Friday, November 16, 2007

Grocery stores in poor neighborhoods

Economics webloggers such as Tyler Cowen and Mark Thoma are covering Nathan Berg's argument that low-income neighborhoods lack good grocery stores because grocery executives don't happen to know those neighborhoods well.

But, before we move on to diagnosis, can we ask first just how ill the patient is? Some of the best research I know on this topic comes from various USDA surveys of Food Stamp Program participants and low-income nonparticipants. For example, Ohls and colleagues (.pdf) reported in 1999 that one third of low-income respondents shop within a mile of their home and another third within one to four miles. Ninety percent use supermarkets as their major source for food shopping. Almost two thirds reported that their round trip to a grocery store required less than 30 minutes of travel time, and another quarter required between 30 minutes and an hour. In low-income neighborhoods of the East Coast cities I know best, food retail has improved since this report came out.

How can we square the USDA data on the moderately agreeable retail experience of a typical food stamp participant or low-income family with the widespread concern about food deserts in low-income urban neighborhoods? Consider first the low-income urban food desert you know best (I'll hold Anacostia in DC, or eastern Baltimore, or South Bronx in my thoughts). Then, ask yourself what fraction of low income people in the corresponding metro area live there.

For example, here's a map of DC from USDA's Economic Research Service around 2000. Consider not just Anacostia, but also the low-income neighborhoods with good retail. Dark green is highest poverty, and dots are grocery stores. Likewise, fiddle around with this wonderful interactive GIS map from the New York City Coalition Against Hunger last year.

Think both about what particular neighborhoods have the worst retail (it's pretty bad), and also about what fraction of low-income New Yorkers probably have pretty good retail access. I don't recommend writing off the most desolate neighborhoods, but fixing retail in those neighborhoods should be part of broader anti-poverty strategies. Certainly, a low-income New Yorker has other things to worry about besides this!

Good empirical work on the scale of the problem is important for clear thinking about policy remedies. I worry, for example, about tax giveaways to supermarket chains, at least without some hard consideration of other policy options -- including those that give a greater role to healthy food sales from smaller store formats.


Anonymous said...

"Good empirical work on the scale of the problem is important for clear thinking about policy remedies."

Google Maps seems to have a database of supermarkets.

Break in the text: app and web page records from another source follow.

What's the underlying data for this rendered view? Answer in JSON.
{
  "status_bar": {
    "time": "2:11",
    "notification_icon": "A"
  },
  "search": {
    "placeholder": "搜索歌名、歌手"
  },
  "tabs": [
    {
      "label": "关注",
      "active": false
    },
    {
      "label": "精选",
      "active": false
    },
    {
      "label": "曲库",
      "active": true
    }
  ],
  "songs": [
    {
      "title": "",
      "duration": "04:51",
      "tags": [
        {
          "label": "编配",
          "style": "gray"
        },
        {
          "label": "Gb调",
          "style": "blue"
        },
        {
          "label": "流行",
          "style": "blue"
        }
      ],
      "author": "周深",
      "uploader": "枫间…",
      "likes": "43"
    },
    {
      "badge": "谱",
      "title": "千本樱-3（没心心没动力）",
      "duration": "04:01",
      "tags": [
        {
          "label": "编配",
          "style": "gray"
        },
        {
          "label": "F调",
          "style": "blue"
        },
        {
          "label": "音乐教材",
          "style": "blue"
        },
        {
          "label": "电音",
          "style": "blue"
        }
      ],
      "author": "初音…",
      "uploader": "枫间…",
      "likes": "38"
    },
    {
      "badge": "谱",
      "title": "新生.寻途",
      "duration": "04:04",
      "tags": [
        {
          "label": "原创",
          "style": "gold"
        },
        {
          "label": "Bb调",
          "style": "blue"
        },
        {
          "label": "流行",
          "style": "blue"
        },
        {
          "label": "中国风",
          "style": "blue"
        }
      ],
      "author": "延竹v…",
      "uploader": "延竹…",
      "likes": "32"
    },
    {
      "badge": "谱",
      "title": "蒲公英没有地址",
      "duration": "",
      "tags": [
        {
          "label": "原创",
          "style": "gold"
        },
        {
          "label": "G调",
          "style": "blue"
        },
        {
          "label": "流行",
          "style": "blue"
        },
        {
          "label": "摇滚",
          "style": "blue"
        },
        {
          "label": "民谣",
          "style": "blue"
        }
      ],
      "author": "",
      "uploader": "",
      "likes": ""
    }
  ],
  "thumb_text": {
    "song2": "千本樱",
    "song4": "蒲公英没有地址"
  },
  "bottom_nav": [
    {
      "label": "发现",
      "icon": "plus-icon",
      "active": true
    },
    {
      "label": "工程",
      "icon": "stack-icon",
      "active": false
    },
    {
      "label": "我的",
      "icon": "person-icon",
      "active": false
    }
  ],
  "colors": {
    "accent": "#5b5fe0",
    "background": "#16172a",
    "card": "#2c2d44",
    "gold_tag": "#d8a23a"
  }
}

I don't know where they got it, but if that were given the once over and cleaned up a bit and combined with a zip code based dataset of Census demographic data, it seems like you could get a close-enough-for-jazz first pass on something like this.

You should enlist some computer science or math students to help you.

Kei said...

The lack of access to nutritious foods in low-income communities is, I think, the invisible 300-lb gorilla in the local food movement. Local, organic food is just really damn expensive in comparison to what's usually available in the grocery store (assuming there *is* a grocery store around). No one seems to have a good solution to this problem other than farm bill reform, and it doesn't look like that's going to happen anytime soon.

jc said...

Anyone interested in making their own google maps for free and on-the-fly (no coding knowledge necessary) should check out

Bix said...

Great post!
My experience is Philadelphia. I can say, from personal experience, that crime, guns, and violence are an enormous deterrent to getting food in the house. You just do not go out of the house unless you're commuting to work. Food shopping is whatever you pick up on the way home from work, at the corner grocery. Whatever you can carry with one hand. A bag of chips weighs hardly anything.

For me, reducing violence would be one of the most effective ways of dealing with the problem ... a problem that kei articulated perfectly.

Big supermarkets just don't get built in crime-ridden neighborhoods. And even if they did, they could only realistically market to people within an 8-block range.

Anonymous said...

I would agree with your observation that we do not necessarily need large supermarket chains being subsidized to go into lower-income communities. However, there are some good models out there for creating a healthier environment in economically depressed areas. In my blog, I mentioned the Pathmark in the Central Ward, which was orchestrated by New Communities Corporation. This Pathmark has been in place for over a decade, and I understand it has been successful in delivering more variety and quality to the residents.

The fundamental problem we face in getting poorer people to eat healthier is that the ingredients of the less-healthy food are heavily subsidized -- grains and sugar -- whereas fruits and vegetables do not tend to have as much subsidy attached to them. Because of the lack of affordable alternatives, poor people are often forced to choose foods that give them the largest number of calories at the lowest cost. The unhealthy food wins hands-down, at least today.